Several state governments may soon send residents an alert asking them to turn on “exposure notifications.”
On Tuesday, Apple and Google said they would make it easier for states to use their new technology that detects phones that come close to one another and can notify people who may have been exposed to the coronavirus.
States that sign on will be able to send a notice directly to smartphones asking people to opt in to the technology. Previous versions of the technology had required people to seek out a state health agency’s app.
The new approach could spur the popularity of such virus alert technology in the United States by significantly lowering the hurdles for its use.
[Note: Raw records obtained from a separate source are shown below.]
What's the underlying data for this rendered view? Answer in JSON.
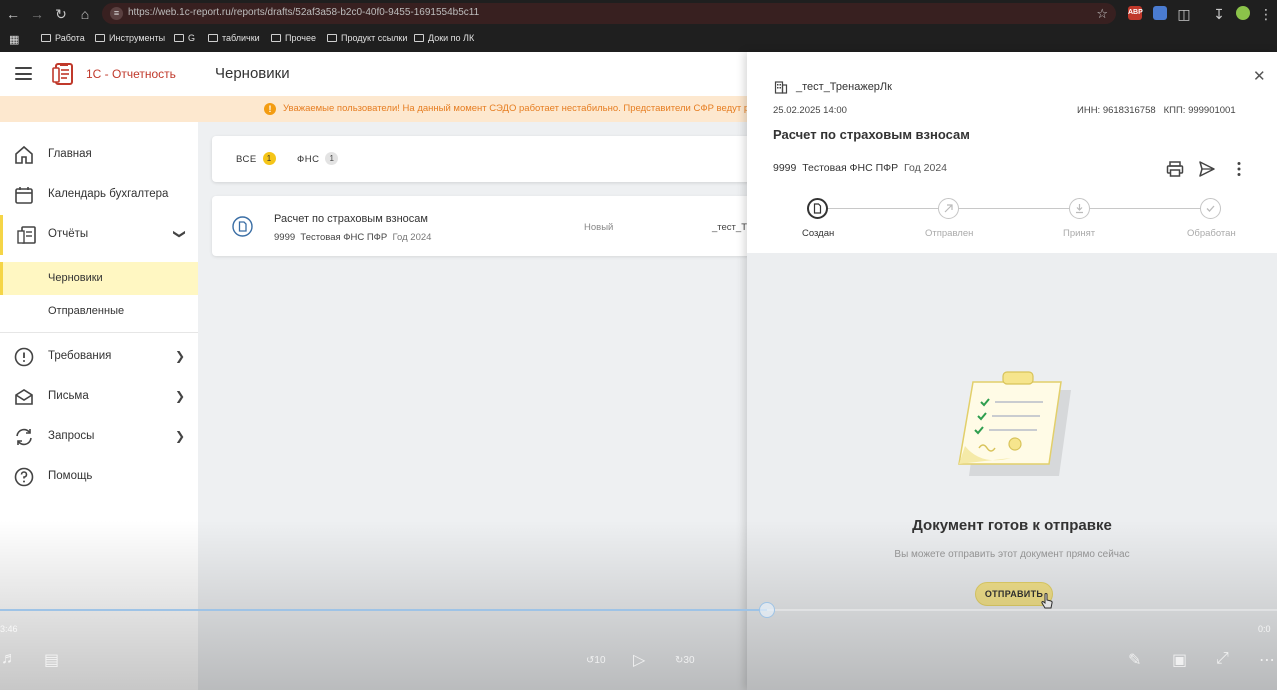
{
  "browser": {
    "url": "https://web.1c-report.ru/reports/drafts/52af3a58-b2c0-40f0-9455-1691554b5c11",
    "bookmarks": [
      "Работа",
      "Инструменты",
      "G",
      "таблички",
      "Прочее",
      "Продукт ссылки",
      "Доки по ЛК"
    ],
    "ext_abp": "ABP"
  },
  "header": {
    "brand": "1С - Отчетность",
    "page_title": "Черновики"
  },
  "notice": {
    "text": "Уважаемые пользователи! На данный момент СЭДО работает нестабильно. Представители СФР ведут р"
  },
  "sidebar": {
    "items": [
      {
        "label": "Главная"
      },
      {
        "label": "Календарь бухгалтера"
      },
      {
        "label": "Отчёты"
      },
      {
        "label": "Требования"
      },
      {
        "label": "Письма"
      },
      {
        "label": "Запросы"
      },
      {
        "label": "Помощь"
      }
    ],
    "sub_items": [
      {
        "label": "Черновики"
      },
      {
        "label": "Отправленные"
      }
    ]
  },
  "filters": {
    "tabs": [
      {
        "label": "ВСЕ",
        "count": "1"
      },
      {
        "label": "ФНС",
        "count": "1"
      }
    ]
  },
  "draft_row": {
    "title": "Расчет по страховым взносам",
    "code": "9999",
    "authority": "Тестовая ФНС ПФР",
    "period": "Год 2024",
    "status": "Новый",
    "org": "_тест_Тр"
  },
  "drawer": {
    "org": "_тест_ТренажерЛк",
    "date": "25.02.2025 14:00",
    "inn": "ИНН: 9618316758",
    "kpp": "КПП: 999901001",
    "title": "Расчет по страховым взносам",
    "code": "9999",
    "authority": "Тестовая ФНС ПФР",
    "period": "Год 2024",
    "steps": [
      {
        "label": "Создан"
      },
      {
        "label": "Отправлен"
      },
      {
        "label": "Принят"
      },
      {
        "label": "Обработан"
      }
    ],
    "empty_title": "Документ готов к отправке",
    "empty_subtitle": "Вы можете отправить этот документ прямо сейчас",
    "send_label": "ОТПРАВИТЬ"
  },
  "video": {
    "time_left": "3:46",
    "time_right": "0:0",
    "rewind": "10",
    "forward": "30"
  },
  "colors": {
    "brand_red": "#c0392b",
    "accent_yellow": "#f5d547",
    "notice_bg": "#fde8cf",
    "notice_text": "#e67e22",
    "send_button": "#f6e58d"
  }
}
Maryland, Virginia, Nevada and Washington, D.C., already plan to use the new system, Apple and Google said, and about 25 other states were exploring using the earlier app version.
In a statement, Apple and Google called the changes a “next step in our work with public health authorities.” They said the shifts would help “public health authorities to supplement their existing contact tracing operations with technology without compromising on the project’s core tenets of user privacy and security.”
In April, Apple and Google